ORR— The building is clean, the floors are waxed, and the vision behind a remarkable effort at rural sustainability is taking physical form as the folks behind the Orr Recreation and Resource …
ORR— The building is clean, the floors are waxed, and the vision behind a remarkable effort at rural sustainability is taking physical form as the folks behind the Orr Recreation and Resource Center prepare for their second annual Homesteading and Sustainable Lifestyles Expo, set for Aug. 19-20, in Orr.
It’s been a busy year at the ORR Center, thanks to a small army of volunteers, donations, grants, and their energetic field marshal Wendy Purdy, who makes sure everything and everyone keeps moving in the right direction.
Wendy and her husband Jeff were busy working at the center this week, hoping to show off some of the progress they’ve made since the last expo. Jeff was up on the expansive flat roof of the former Orr School building, which now houses the center. He’s making the final connections on an 11.8-kilowatt solar array that will provide a bit over half of the center’s electrical needs. The Purdys live off-grid, so Jeff has been working with solar photovoltaics for years. He’s also an electrician, which means he knows how to connect the solar array to the electric grid in town. When the sun is up, the center’s electric meter will track the output of the array and reduce the center’s electric bill by a similar amount. In the summer, the array should produce more power than the center needs, so the excess will feed back into the grid, allowing the center to accumulate credits that it can tap during the winter months when solar production is more limited in the region.
It’s a long-term investment of $62,000, aided by a $20,000 energy retrofit grant from the Arrowhead Economic Opportunity Agency and donations in cash and services from various supporters of the center. Jeff is donating his time to oversee installation and hookup of the array, which should be completed in time for this year’s expo.
This past winter, before installing the new solar array, Purdy and volunteers spent weeks replacing most of the school’s old fluorescent fixtures with new and highly efficient LED lights. It’s a standard principle of the new energy economy— tap conservation gains first, install new renewable energy sources second.

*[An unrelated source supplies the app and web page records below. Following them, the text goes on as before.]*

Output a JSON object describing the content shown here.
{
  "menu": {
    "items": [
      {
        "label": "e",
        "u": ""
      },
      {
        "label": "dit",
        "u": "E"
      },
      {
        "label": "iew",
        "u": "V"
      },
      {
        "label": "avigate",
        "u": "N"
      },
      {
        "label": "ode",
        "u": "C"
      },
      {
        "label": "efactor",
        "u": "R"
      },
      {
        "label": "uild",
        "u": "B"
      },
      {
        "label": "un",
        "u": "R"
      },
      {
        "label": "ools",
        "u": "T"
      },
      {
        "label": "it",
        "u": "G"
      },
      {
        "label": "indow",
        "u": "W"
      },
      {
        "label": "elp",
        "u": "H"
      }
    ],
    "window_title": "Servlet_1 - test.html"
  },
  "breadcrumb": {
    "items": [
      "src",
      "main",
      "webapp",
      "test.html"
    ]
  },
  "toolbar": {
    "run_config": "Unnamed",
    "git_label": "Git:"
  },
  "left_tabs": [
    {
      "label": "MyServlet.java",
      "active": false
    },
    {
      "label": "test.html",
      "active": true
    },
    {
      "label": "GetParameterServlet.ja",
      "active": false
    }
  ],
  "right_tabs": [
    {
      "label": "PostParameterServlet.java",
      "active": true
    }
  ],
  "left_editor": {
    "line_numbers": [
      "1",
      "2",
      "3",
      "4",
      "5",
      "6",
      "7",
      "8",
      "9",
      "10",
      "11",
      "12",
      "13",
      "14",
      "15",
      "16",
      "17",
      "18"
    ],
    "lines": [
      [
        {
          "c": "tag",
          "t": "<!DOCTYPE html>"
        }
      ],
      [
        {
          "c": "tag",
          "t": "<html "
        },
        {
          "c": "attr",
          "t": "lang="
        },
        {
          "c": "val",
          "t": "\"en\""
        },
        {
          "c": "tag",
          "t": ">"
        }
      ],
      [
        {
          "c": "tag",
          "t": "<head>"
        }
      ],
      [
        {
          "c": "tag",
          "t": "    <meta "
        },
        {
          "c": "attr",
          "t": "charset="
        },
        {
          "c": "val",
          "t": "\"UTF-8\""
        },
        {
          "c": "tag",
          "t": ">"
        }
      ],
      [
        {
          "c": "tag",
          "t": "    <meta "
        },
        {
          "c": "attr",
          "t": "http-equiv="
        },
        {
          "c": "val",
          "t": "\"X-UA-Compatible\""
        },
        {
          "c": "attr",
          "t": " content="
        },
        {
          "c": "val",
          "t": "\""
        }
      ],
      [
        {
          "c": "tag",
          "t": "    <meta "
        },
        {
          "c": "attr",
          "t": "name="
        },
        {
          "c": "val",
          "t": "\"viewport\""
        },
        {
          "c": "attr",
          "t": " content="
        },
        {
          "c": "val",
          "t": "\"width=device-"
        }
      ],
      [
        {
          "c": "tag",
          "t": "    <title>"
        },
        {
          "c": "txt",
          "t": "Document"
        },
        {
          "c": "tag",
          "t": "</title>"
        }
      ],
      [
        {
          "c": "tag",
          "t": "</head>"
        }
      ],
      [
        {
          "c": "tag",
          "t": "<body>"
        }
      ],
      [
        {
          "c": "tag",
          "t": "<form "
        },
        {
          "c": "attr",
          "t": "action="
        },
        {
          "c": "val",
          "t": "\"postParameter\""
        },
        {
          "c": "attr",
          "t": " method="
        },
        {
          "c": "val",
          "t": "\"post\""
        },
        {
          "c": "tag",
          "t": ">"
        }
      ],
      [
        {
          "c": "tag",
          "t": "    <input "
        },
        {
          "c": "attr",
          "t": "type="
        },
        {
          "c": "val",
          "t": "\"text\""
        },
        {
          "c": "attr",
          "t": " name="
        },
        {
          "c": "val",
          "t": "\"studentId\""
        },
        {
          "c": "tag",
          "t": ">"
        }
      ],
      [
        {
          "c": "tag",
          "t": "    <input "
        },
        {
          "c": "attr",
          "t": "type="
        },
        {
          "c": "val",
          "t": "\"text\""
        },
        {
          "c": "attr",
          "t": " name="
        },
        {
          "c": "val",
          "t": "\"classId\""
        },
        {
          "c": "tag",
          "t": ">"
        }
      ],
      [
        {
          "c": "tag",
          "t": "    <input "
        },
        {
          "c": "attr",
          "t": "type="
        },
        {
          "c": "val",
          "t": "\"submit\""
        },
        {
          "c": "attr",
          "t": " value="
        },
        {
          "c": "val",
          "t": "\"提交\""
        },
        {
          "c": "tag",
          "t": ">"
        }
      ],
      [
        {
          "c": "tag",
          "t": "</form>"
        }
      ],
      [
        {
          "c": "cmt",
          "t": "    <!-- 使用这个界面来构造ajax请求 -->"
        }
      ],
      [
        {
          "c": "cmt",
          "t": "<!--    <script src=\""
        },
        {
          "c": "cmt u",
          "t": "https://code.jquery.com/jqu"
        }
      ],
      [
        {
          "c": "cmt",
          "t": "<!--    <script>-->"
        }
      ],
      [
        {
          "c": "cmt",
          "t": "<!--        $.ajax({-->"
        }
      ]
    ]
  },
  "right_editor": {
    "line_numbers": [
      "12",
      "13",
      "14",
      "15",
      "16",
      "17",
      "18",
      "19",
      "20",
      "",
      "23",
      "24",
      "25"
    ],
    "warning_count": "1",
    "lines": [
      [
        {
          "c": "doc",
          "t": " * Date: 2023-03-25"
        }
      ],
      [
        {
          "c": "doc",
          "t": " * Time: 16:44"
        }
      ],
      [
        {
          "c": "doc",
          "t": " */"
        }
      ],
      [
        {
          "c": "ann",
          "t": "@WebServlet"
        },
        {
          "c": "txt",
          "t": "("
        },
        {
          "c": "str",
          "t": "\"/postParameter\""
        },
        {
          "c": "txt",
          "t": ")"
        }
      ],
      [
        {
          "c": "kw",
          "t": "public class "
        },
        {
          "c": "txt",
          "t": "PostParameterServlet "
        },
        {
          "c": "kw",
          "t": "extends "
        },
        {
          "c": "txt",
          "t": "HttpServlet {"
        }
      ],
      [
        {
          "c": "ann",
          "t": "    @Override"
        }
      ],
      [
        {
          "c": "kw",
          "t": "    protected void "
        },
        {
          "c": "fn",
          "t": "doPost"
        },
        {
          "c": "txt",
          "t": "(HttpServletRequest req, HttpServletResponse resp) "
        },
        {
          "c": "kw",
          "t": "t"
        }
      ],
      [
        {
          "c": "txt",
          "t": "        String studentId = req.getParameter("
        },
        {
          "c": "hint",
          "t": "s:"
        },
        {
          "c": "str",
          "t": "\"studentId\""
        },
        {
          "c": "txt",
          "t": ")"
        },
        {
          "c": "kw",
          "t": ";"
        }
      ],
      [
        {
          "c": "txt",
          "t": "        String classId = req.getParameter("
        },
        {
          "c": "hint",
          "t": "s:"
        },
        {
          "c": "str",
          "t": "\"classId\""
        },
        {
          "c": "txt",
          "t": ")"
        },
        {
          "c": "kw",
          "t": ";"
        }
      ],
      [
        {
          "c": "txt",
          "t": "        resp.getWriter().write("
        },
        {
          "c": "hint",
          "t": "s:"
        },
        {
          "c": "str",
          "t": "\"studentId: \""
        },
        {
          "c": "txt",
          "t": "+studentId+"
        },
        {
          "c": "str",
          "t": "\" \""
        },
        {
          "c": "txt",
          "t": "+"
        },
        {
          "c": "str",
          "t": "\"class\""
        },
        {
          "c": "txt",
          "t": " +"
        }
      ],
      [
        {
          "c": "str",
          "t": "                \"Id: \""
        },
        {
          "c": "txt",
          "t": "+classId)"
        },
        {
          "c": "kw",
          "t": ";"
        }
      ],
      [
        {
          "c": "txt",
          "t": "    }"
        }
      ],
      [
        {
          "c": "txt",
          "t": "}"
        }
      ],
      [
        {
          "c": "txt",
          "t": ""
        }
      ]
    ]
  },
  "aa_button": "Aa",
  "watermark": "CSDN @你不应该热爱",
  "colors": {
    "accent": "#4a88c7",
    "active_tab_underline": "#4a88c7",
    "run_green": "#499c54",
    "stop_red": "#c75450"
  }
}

The energy upgrades are just one element of an overall vision of rural sustainability that has been embraced by the center’s founders and its many supporters. They are also making strides on another critical leg of the stool— food production. And in a former classroom, the first of several aquaculture “pods” is nearing completion.

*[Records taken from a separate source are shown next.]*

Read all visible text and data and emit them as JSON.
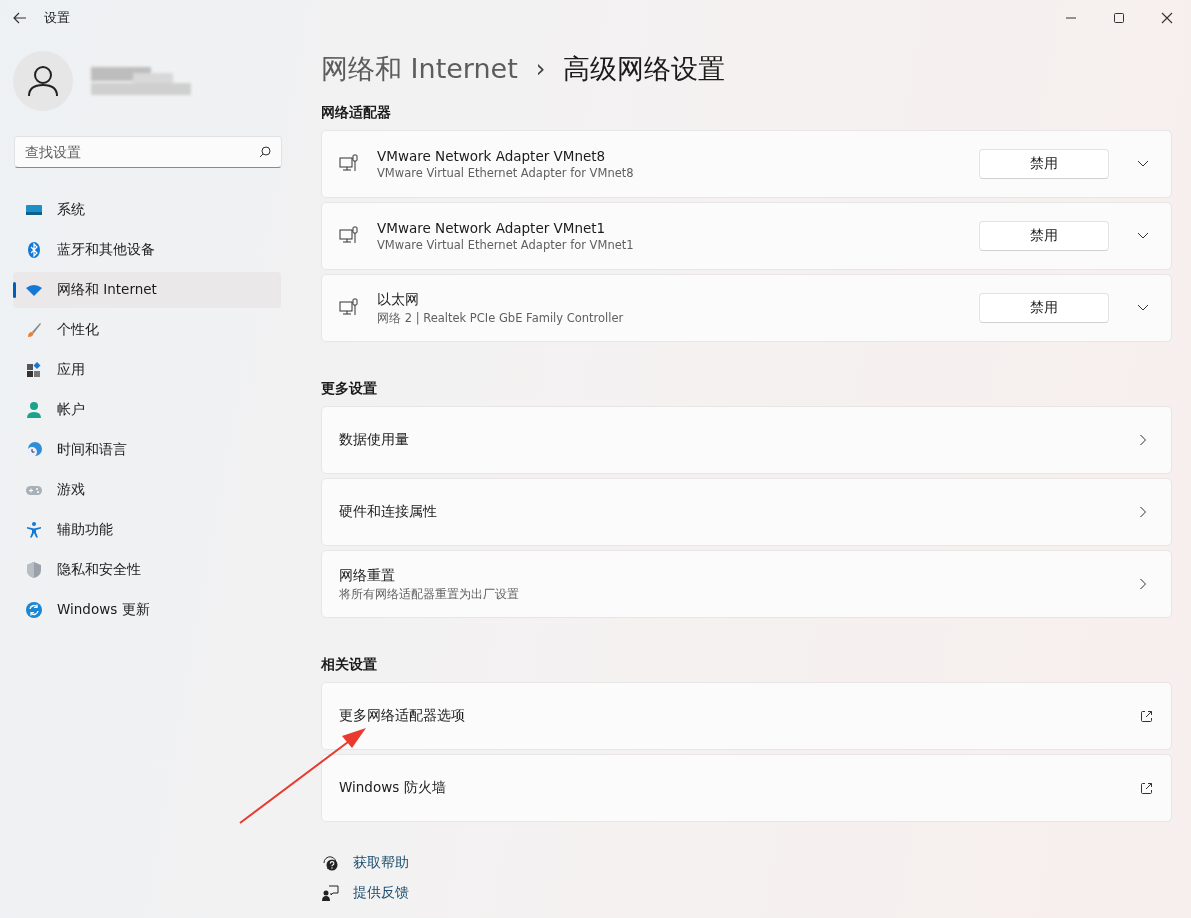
{
  "window": {
    "title": "设置"
  },
  "sidebar": {
    "search": {
      "placeholder": "查找设置"
    },
    "items": [
      {
        "label": "系统",
        "selected": false
      },
      {
        "label": "蓝牙和其他设备",
        "selected": false
      },
      {
        "label": "网络和 Internet",
        "selected": true
      },
      {
        "label": "个性化",
        "selected": false
      },
      {
        "label": "应用",
        "selected": false
      },
      {
        "label": "帐户",
        "selected": false
      },
      {
        "label": "时间和语言",
        "selected": false
      },
      {
        "label": "游戏",
        "selected": false
      },
      {
        "label": "辅助功能",
        "selected": false
      },
      {
        "label": "隐私和安全性",
        "selected": false
      },
      {
        "label": "Windows 更新",
        "selected": false
      }
    ]
  },
  "breadcrumb": {
    "parent": "网络和 Internet",
    "separator": "›",
    "current": "高级网络设置"
  },
  "sections": [
    {
      "heading": "网络适配器",
      "rows": [
        {
          "kind": "adapter",
          "title": "VMware Network Adapter VMnet8",
          "subtitle": "VMware Virtual Ethernet Adapter for VMnet8",
          "button": "禁用",
          "expanded": false
        },
        {
          "kind": "adapter",
          "title": "VMware Network Adapter VMnet1",
          "subtitle": "VMware Virtual Ethernet Adapter for VMnet1",
          "button": "禁用",
          "expanded": false
        },
        {
          "kind": "adapter",
          "title": "以太网",
          "subtitle": "网络 2 | Realtek PCIe GbE Family Controller",
          "button": "禁用",
          "expanded": false
        }
      ]
    },
    {
      "heading": "更多设置",
      "rows": [
        {
          "kind": "link",
          "title": "数据使用量"
        },
        {
          "kind": "link",
          "title": "硬件和连接属性"
        },
        {
          "kind": "link",
          "title": "网络重置",
          "subtitle": "将所有网络适配器重置为出厂设置"
        }
      ]
    },
    {
      "heading": "相关设置",
      "rows": [
        {
          "kind": "external",
          "title": "更多网络适配器选项"
        },
        {
          "kind": "external",
          "title": "Windows 防火墙"
        }
      ]
    }
  ],
  "footer_links": [
    {
      "kind": "help",
      "label": "获取帮助"
    },
    {
      "kind": "feedback",
      "label": "提供反馈"
    }
  ]
}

“It’s a pretty simple system,” said Jeff, noting that fish will live in a 190-gallon tank on one end of the base of an elevated growing bed. The bed is filled with small rocks that are used as a “soil” to keep the roots of plants in place. Meanwhile, water from the tank is regularly pumped up into the growing bed, keeping the rocks and the roots moist and transferring nutrients from the fishes’ waste to the plants. The water is pumped to a predetermined height in the bed, then drained back into the fish tank. “It’s called a flood and drain system,” said Jeff and it can work virtually on auto-pilot. The only inputs needed into the system, once established, are seeds for each new crop and food for the fish.

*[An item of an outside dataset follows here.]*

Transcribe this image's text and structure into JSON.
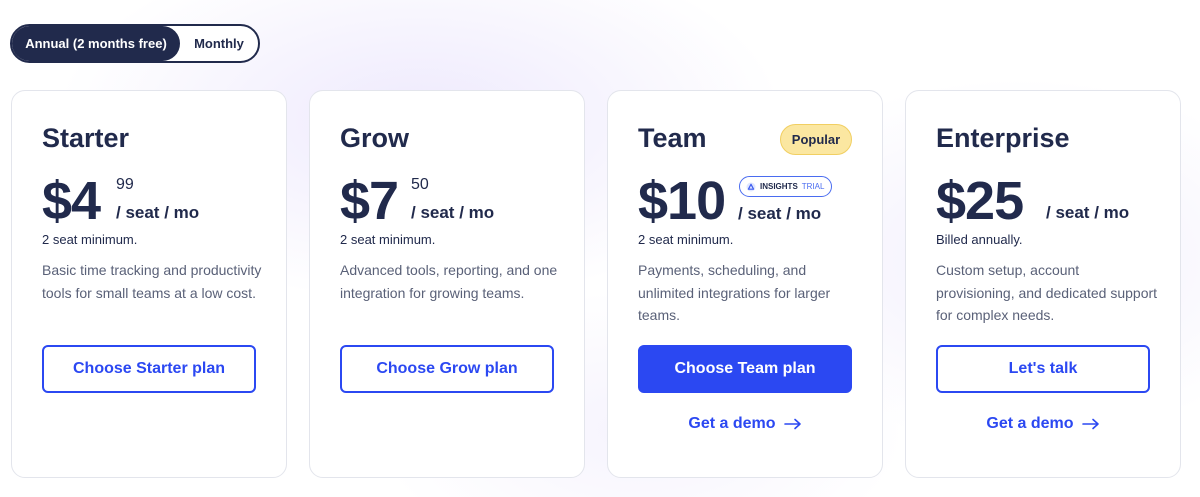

The growing beds won’t grow root vegetables, like potatoes or carrots, but they will grow everything from lettuce to tomatoes, from broccoli to beans. The system not only provides a year-round source of veggies, it also provides a steady source of fresh fish. The tilapia that the center will grow in the fish tanks initially reach harvest size in just nine months, so the system can provide an abundance of high-quality protein as well. Just one “pod,” as each unit is called, can provide all the food for a family of four according to Wendy.
The aquaculture system won’t be operating in time for next week’s expo, but they hope to have it functioning by fall. And since it operates inside, it’s a year-round source of locally-produced, organic food.
For Wendy, the system combines the kind of local food self-sufficiency once common in rural areas with new technologies to provide economic development and save critical resources. “We used to grow our own food, even up here,” she said. “I want to see local food production come back. We just need to get the process down.”
By producing food locally, notes Jeff, the act of eating would no longer transfer money out of the local economy, and it would save resources that would no longer need to be used to transport crops from around the world to markets. And besides, said Wendy, if it’s fresh and local, it will just taste better. “Why buy one of those hard green tomatoes in the grocery store in the winter, when you could buy a fresh one that was grown close to home?” she asked.
The aquaculture system they’re planning to create could eventually become a major source of revenue for the center. But the primary objective remains education— and that means spreading the word through events like the expo, or working with groups, schools, and individuals to assist in expanding such food production systems. “Every community needs to do this,” said Wendy.
Eventually, the center will provide housing for a regular summer camp where people from around the world will be able to come to learn more about local self-sufficiency, new food production technologies, homesteading skills, and alternative energy. In other words, it’s an exciting time for folks in Orr, who have turned the loss of their school into new opportunity.